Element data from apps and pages
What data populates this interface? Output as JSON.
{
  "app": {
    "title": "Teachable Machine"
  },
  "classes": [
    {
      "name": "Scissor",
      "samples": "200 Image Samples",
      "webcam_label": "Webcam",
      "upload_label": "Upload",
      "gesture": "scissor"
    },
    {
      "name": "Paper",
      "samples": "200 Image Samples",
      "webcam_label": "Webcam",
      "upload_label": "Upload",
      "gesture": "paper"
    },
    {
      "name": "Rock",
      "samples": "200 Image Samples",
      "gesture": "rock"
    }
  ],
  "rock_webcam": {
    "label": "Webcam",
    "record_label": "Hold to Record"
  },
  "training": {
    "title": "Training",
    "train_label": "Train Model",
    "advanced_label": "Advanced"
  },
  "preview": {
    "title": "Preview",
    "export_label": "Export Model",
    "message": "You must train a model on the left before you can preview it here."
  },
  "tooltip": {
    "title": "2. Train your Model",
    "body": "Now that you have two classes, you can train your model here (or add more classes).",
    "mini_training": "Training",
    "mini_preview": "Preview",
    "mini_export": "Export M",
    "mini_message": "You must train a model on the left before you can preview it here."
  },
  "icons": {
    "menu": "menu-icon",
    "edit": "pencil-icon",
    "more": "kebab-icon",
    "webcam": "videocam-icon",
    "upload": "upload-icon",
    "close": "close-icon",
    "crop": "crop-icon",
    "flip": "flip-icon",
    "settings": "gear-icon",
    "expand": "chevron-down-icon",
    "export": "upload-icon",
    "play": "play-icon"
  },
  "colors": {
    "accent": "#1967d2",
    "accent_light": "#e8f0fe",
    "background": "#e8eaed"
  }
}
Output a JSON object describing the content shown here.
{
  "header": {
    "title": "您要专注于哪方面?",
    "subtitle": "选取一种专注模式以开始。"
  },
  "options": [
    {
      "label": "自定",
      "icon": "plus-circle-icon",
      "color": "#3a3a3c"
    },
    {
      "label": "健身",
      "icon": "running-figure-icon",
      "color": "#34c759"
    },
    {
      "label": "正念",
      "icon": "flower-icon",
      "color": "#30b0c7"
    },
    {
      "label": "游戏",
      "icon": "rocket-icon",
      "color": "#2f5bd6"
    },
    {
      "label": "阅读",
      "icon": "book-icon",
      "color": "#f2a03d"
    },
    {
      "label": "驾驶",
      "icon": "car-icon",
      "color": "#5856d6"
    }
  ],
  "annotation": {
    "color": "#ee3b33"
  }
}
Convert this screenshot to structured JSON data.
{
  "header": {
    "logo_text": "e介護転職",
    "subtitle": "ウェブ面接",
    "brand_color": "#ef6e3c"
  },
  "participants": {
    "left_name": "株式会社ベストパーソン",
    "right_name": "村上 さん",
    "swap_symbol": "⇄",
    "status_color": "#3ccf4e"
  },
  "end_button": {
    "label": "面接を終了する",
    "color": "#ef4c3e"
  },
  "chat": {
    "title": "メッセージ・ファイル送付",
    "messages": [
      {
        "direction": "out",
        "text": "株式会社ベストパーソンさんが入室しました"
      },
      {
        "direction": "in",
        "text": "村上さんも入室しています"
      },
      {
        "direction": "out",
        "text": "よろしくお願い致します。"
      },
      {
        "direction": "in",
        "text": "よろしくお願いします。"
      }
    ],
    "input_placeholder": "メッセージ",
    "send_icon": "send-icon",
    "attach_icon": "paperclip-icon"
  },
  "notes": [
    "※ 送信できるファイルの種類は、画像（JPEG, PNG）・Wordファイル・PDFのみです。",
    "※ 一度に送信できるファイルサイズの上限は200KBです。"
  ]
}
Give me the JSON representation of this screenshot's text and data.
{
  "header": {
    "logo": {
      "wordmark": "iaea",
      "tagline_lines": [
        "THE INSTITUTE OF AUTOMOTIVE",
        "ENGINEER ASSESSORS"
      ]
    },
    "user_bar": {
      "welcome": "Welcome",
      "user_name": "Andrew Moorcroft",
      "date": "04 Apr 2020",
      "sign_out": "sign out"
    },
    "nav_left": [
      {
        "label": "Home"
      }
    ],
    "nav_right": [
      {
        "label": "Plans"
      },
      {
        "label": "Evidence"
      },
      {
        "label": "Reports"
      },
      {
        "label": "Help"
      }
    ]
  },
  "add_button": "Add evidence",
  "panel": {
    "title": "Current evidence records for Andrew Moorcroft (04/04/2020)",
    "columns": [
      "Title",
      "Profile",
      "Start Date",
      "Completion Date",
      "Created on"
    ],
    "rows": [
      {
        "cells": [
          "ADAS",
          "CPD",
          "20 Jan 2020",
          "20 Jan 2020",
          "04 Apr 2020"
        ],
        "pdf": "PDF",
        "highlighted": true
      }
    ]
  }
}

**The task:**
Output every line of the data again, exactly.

**Written response:**
What data populates this interface? Output as JSON.
{
  "app": {
    "title": "Teachable Machine"
  },
  "classes": [
    {
      "name": "Scissor",
      "samples": "200 Image Samples",
      "webcam_label": "Webcam",
      "upload_label": "Upload",
      "gesture": "scissor"
    },
    {
      "name": "Paper",
      "samples": "200 Image Samples",
      "webcam_label": "Webcam",
      "upload_label": "Upload",
      "gesture": "paper"
    },
    {
      "name": "Rock",
      "samples": "200 Image Samples",
      "gesture": "rock"
    }
  ],
  "rock_webcam": {
    "label": "Webcam",
    "record_label": "Hold to Record"
  },
  "training": {
    "title": "Training",
    "train_label": "Train Model",
    "advanced_label": "Advanced"
  },
  "preview": {
    "title": "Preview",
    "export_label": "Export Model",
    "message": "You must train a model on the left before you can preview it here."
  },
  "tooltip": {
    "title": "2. Train your Model",
    "body": "Now that you have two classes, you can train your model here (or add more classes).",
    "mini_training": "Training",
    "mini_preview": "Preview",
    "mini_export": "Export M",
    "mini_message": "You must train a model on the left before you can preview it here."
  },
  "icons": {
    "menu": "menu-icon",
    "edit": "pencil-icon",
    "more": "kebab-icon",
    "webcam": "videocam-icon",
    "upload": "upload-icon",
    "close": "close-icon",
    "crop": "crop-icon",
    "flip": "flip-icon",
    "settings": "gear-icon",
    "expand": "chevron-down-icon",
    "export": "upload-icon",
    "play": "play-icon"
  },
  "colors": {
    "accent": "#1967d2",
    "accent_light": "#e8f0fe",
    "background": "#e8eaed"
  }
}
Output a JSON object describing the content shown here.
{
  "header": {
    "title": "您要专注于哪方面?",
    "subtitle": "选取一种专注模式以开始。"
  },
  "options": [
    {
      "label": "自定",
      "icon": "plus-circle-icon",
      "color": "#3a3a3c"
    },
    {
      "label": "健身",
      "icon": "running-figure-icon",
      "color": "#34c759"
    },
    {
      "label": "正念",
      "icon": "flower-icon",
      "color": "#30b0c7"
    },
    {
      "label": "游戏",
      "icon": "rocket-icon",
      "color": "#2f5bd6"
    },
    {
      "label": "阅读",
      "icon": "book-icon",
      "color": "#f2a03d"
    },
    {
      "label": "驾驶",
      "icon": "car-icon",
      "color": "#5856d6"
    }
  ],
  "annotation": {
    "color": "#ee3b33"
  }
}
Convert this screenshot to structured JSON data.
{
  "header": {
    "logo_text": "e介護転職",
    "subtitle": "ウェブ面接",
    "brand_color": "#ef6e3c"
  },
  "participants": {
    "left_name": "株式会社ベストパーソン",
    "right_name": "村上 さん",
    "swap_symbol": "⇄",
    "status_color": "#3ccf4e"
  },
  "end_button": {
    "label": "面接を終了する",
    "color": "#ef4c3e"
  },
  "chat": {
    "title": "メッセージ・ファイル送付",
    "messages": [
      {
        "direction": "out",
        "text": "株式会社ベストパーソンさんが入室しました"
      },
      {
        "direction": "in",
        "text": "村上さんも入室しています"
      },
      {
        "direction": "out",
        "text": "よろしくお願い致します。"
      },
      {
        "direction": "in",
        "text": "よろしくお願いします。"
      }
    ],
    "input_placeholder": "メッセージ",
    "send_icon": "send-icon",
    "attach_icon": "paperclip-icon"
  },
  "notes": [
    "※ 送信できるファイルの種類は、画像（JPEG, PNG）・Wordファイル・PDFのみです。",
    "※ 一度に送信できるファイルサイズの上限は200KBです。"
  ]
}
Give me the JSON representation of this screenshot's text and data.
{
  "header": {
    "logo": {
      "wordmark": "iaea",
      "tagline_lines": [
        "THE INSTITUTE OF AUTOMOTIVE",
        "ENGINEER ASSESSORS"
      ]
    },
    "user_bar": {
      "welcome": "Welcome",
      "user_name": "Andrew Moorcroft",
      "date": "04 Apr 2020",
      "sign_out": "sign out"
    },
    "nav_left": [
      {
        "label": "Home"
      }
    ],
    "nav_right": [
      {
        "label": "Plans"
      },
      {
        "label": "Evidence"
      },
      {
        "label": "Reports"
      },
      {
        "label": "Help"
      }
    ]
  },
  "add_button": "Add evidence",
  "panel": {
    "title": "Current evidence records for Andrew Moorcroft (04/04/2020)",
    "columns": [
      "Title",
      "Profile",
      "Start Date",
      "Completion Date",
      "Created on"
    ],
    "rows": [
      {
        "cells": [
          "ADAS",
          "CPD",
          "20 Jan 2020",
          "20 Jan 2020",
          "04 Apr 2020"
        ],
        "pdf": "PDF",
        "highlighted": true
      }
    ]
  }
}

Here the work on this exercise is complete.